Copy out each line below containing "screenshot".

*** Stored data Section Begins ***

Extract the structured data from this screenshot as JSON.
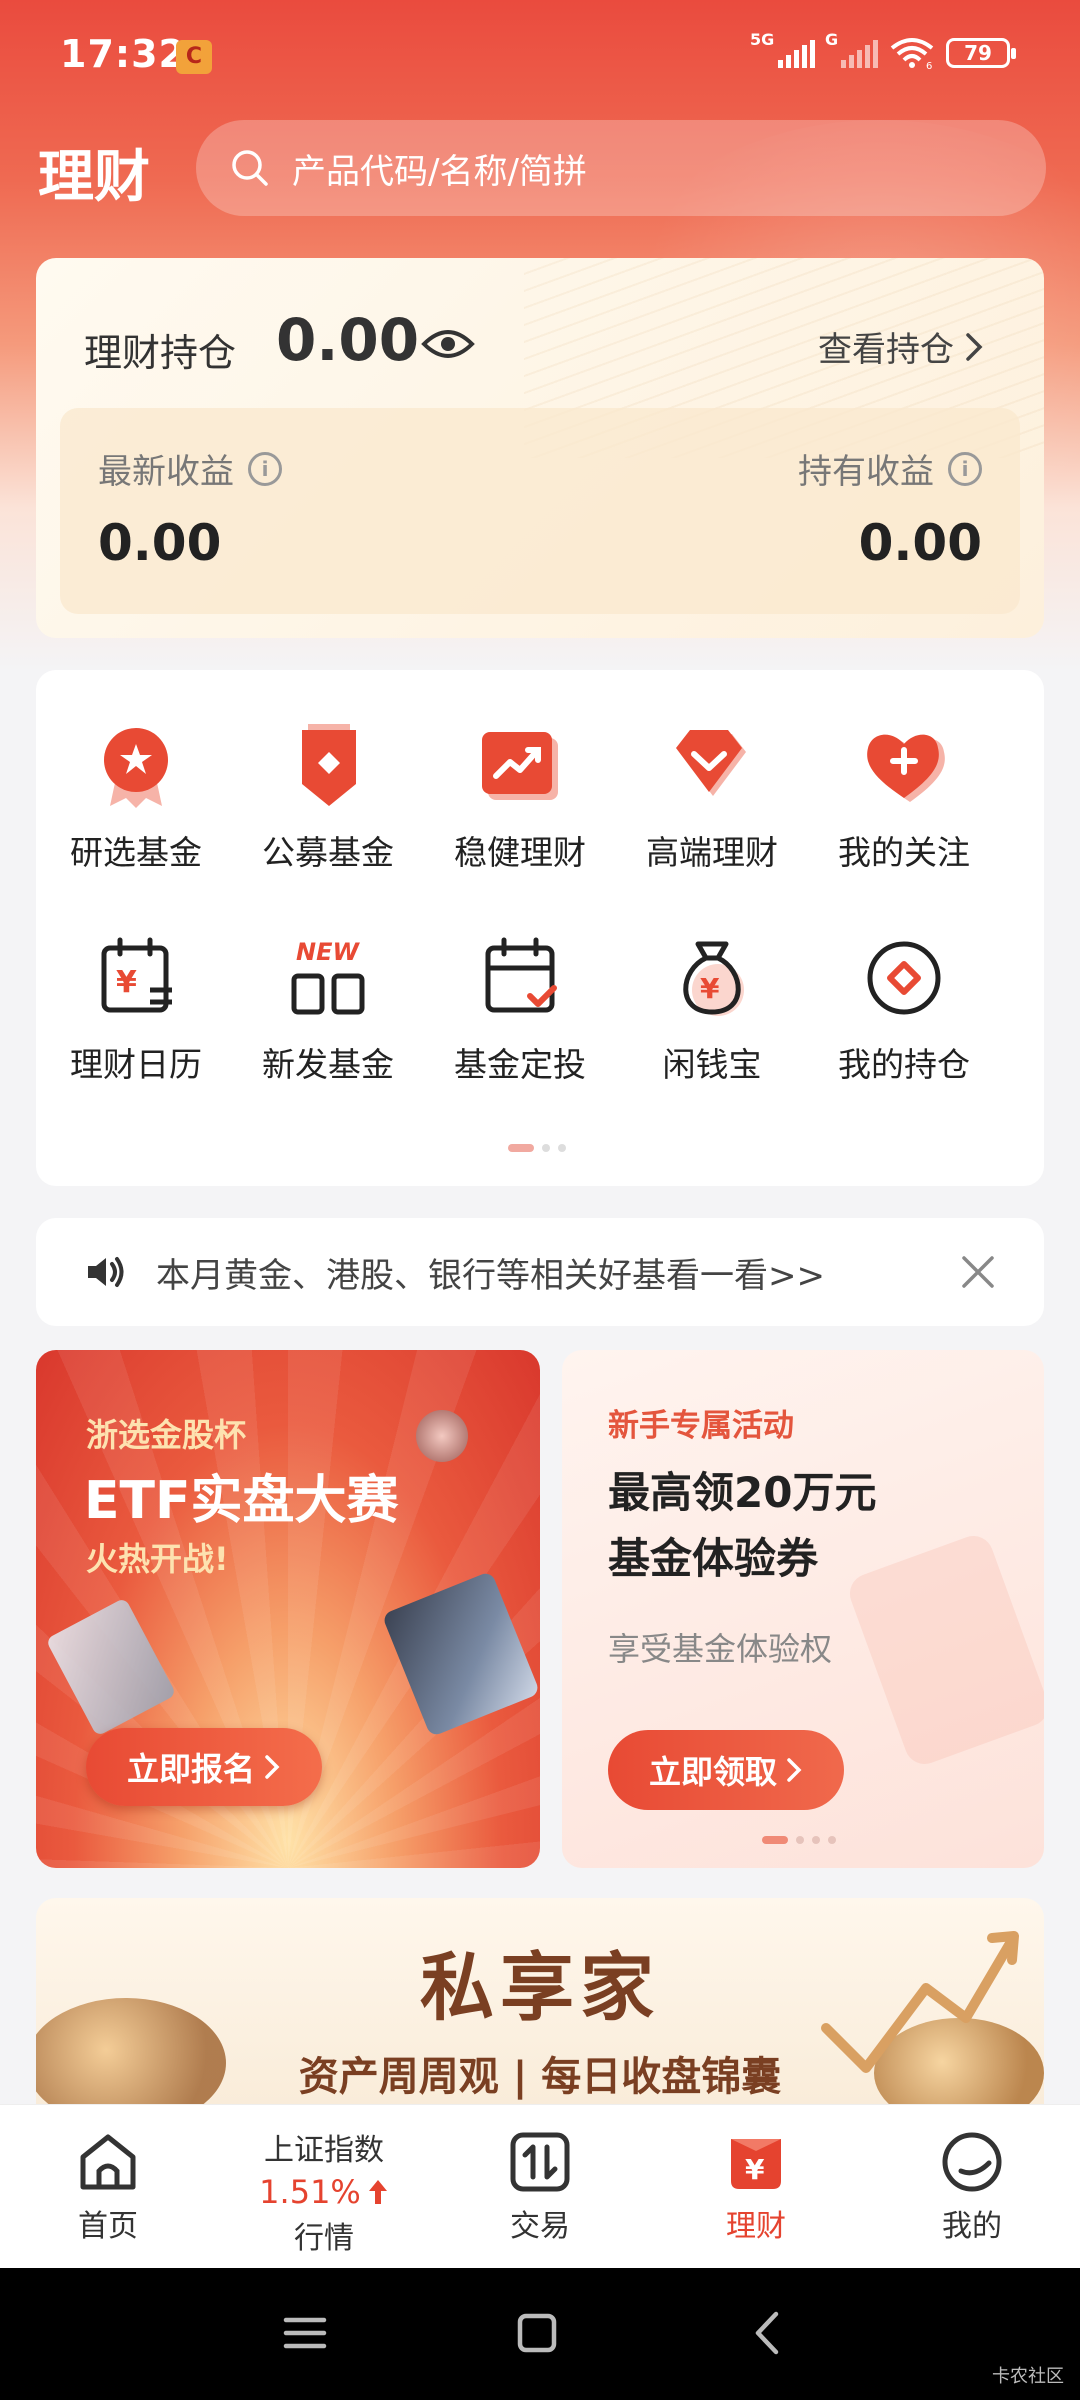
{
  "status_bar": {
    "time": "17:32",
    "app_icon_glyph": "C",
    "signal_1_label": "5G",
    "signal_2_label": "G",
    "wifi_badge": "6",
    "battery": "79"
  },
  "header": {
    "title": "理财",
    "search_placeholder": "产品代码/名称/简拼"
  },
  "holdings": {
    "label": "理财持仓",
    "value": "0.00",
    "view_link": "查看持仓",
    "latest_income_label": "最新收益",
    "latest_income_value": "0.00",
    "hold_income_label": "持有收益",
    "hold_income_value": "0.00"
  },
  "menu": {
    "items": [
      {
        "label": "研选基金",
        "icon": "ribbon-star-icon"
      },
      {
        "label": "公募基金",
        "icon": "shield-badge-icon"
      },
      {
        "label": "稳健理财",
        "icon": "trend-chart-icon"
      },
      {
        "label": "高端理财",
        "icon": "diamond-icon"
      },
      {
        "label": "我的关注",
        "icon": "heart-plus-icon"
      },
      {
        "label": "理财日历",
        "icon": "calendar-yuan-icon"
      },
      {
        "label": "新发基金",
        "icon": "new-fund-icon",
        "badge": "NEW"
      },
      {
        "label": "基金定投",
        "icon": "calendar-check-icon"
      },
      {
        "label": "闲钱宝",
        "icon": "money-bag-icon"
      },
      {
        "label": "我的持仓",
        "icon": "diamond-coin-icon"
      }
    ],
    "page_count": 3,
    "active_page": 1
  },
  "notice": {
    "text": "本月黄金、港股、银行等相关好基看一看>>"
  },
  "promo_left": {
    "subtitle": "浙选金股杯",
    "title": "ETF实盘大赛",
    "tagline": "火热开战!",
    "button": "立即报名"
  },
  "promo_right": {
    "subtitle": "新手专属活动",
    "title_line1": "最高领20万元",
    "title_line2": "基金体验券",
    "description": "享受基金体验权",
    "button": "立即领取"
  },
  "private_banner": {
    "title": "私享家",
    "subtitle": "资产周周观 | 每日收盘锦囊"
  },
  "bottom_nav": {
    "home": "首页",
    "index_name": "上证指数",
    "index_change": "1.51%",
    "market": "行情",
    "trade": "交易",
    "wealth": "理财",
    "wealth_icon_glyph": "¥",
    "mine": "我的"
  },
  "watermark": "卡农社区",
  "colors": {
    "brand_red": "#e5432f",
    "header_red": "#ea4b3e",
    "card_cream": "#fdf0dc"
  }
}
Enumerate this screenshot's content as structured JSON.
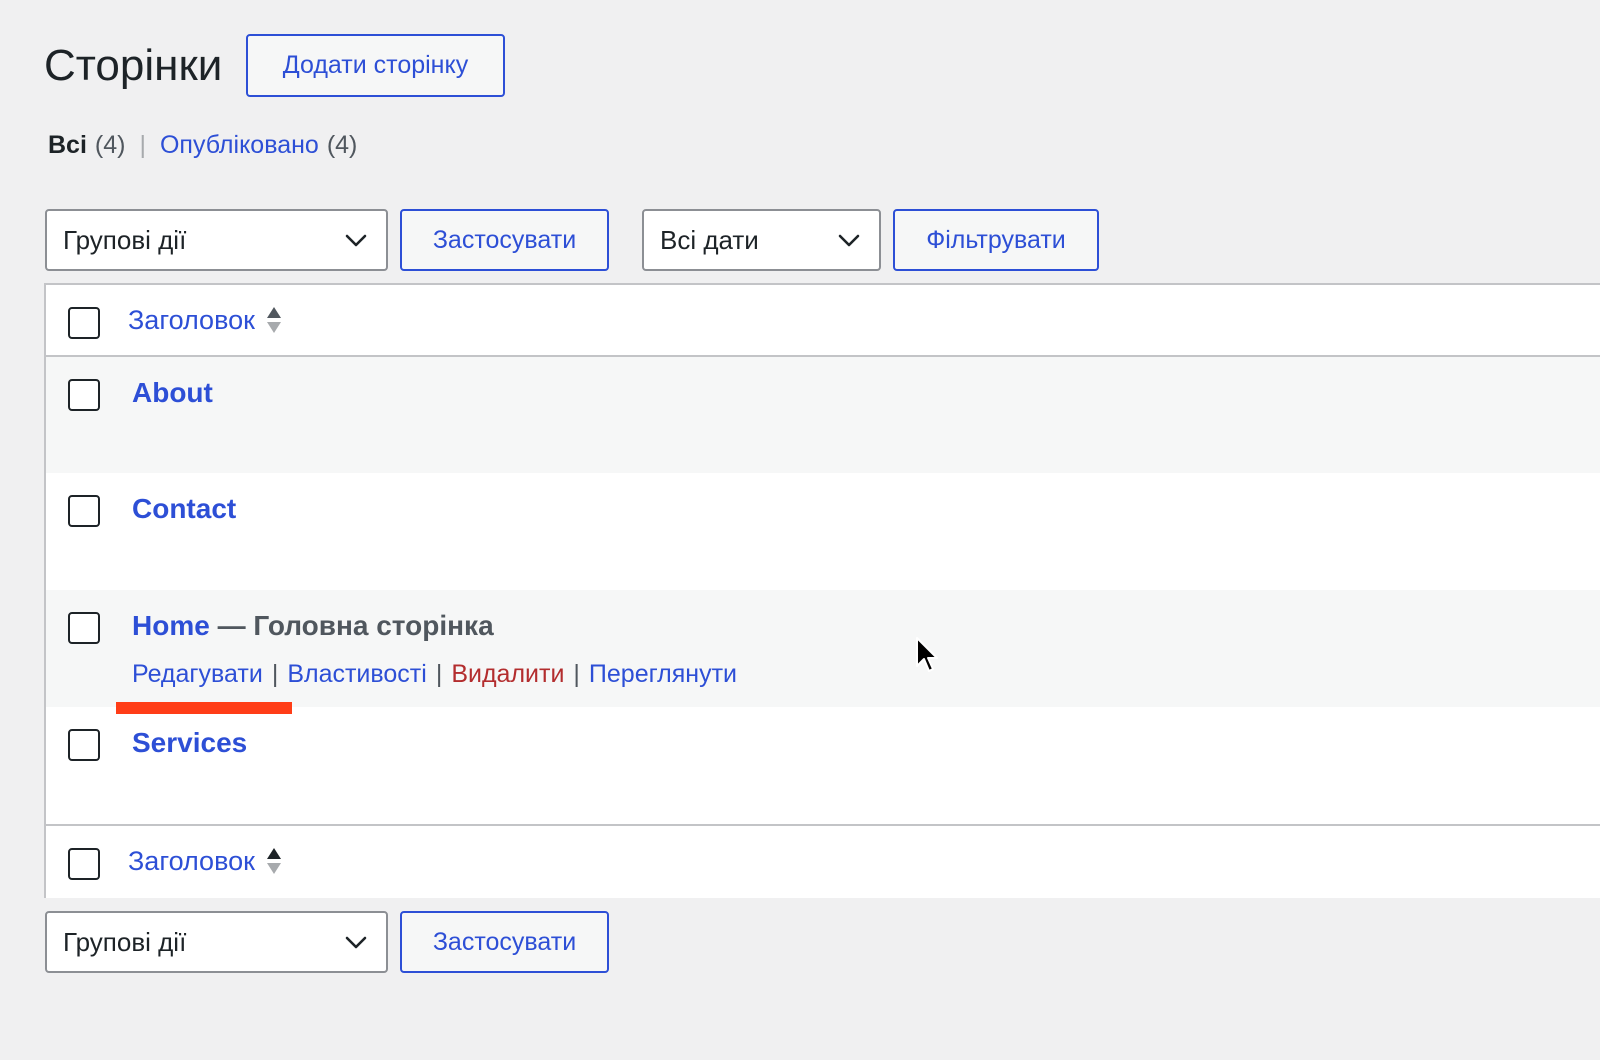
{
  "header": {
    "title": "Сторінки",
    "add_button": "Додати сторінку"
  },
  "filters": {
    "all_label": "Всі",
    "all_count": "(4)",
    "separator": "|",
    "published_label": "Опубліковано",
    "published_count": "(4)"
  },
  "tablenav_top": {
    "bulk_actions": "Групові дії",
    "apply_button": "Застосувати",
    "dates_select": "Всі дати",
    "filter_button": "Фільтрувати"
  },
  "table": {
    "column_title": "Заголовок",
    "rows": [
      {
        "title": "About"
      },
      {
        "title": "Contact"
      },
      {
        "title": "Home",
        "state": " — Головна сторінка",
        "actions": {
          "edit": "Редагувати",
          "properties": "Властивості",
          "delete": "Видалити",
          "view": "Переглянути"
        }
      },
      {
        "title": "Services"
      }
    ],
    "action_separator": "|",
    "footer_column_title": "Заголовок"
  },
  "tablenav_bottom": {
    "bulk_actions": "Групові дії",
    "apply_button": "Застосувати"
  },
  "colors": {
    "accent": "#2d4fd6",
    "delete": "#b32d2e",
    "highlight_mark": "#ff3d17",
    "background": "#f0f0f1"
  },
  "icons": {
    "select_arrow": "chevron-down-icon",
    "sort": "sort-arrows-icon",
    "cursor": "mouse-pointer-icon"
  }
}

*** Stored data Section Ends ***

Final answer —
Extract the structured data from this screenshot as JSON.
Enumerate this screenshot's content as structured JSON.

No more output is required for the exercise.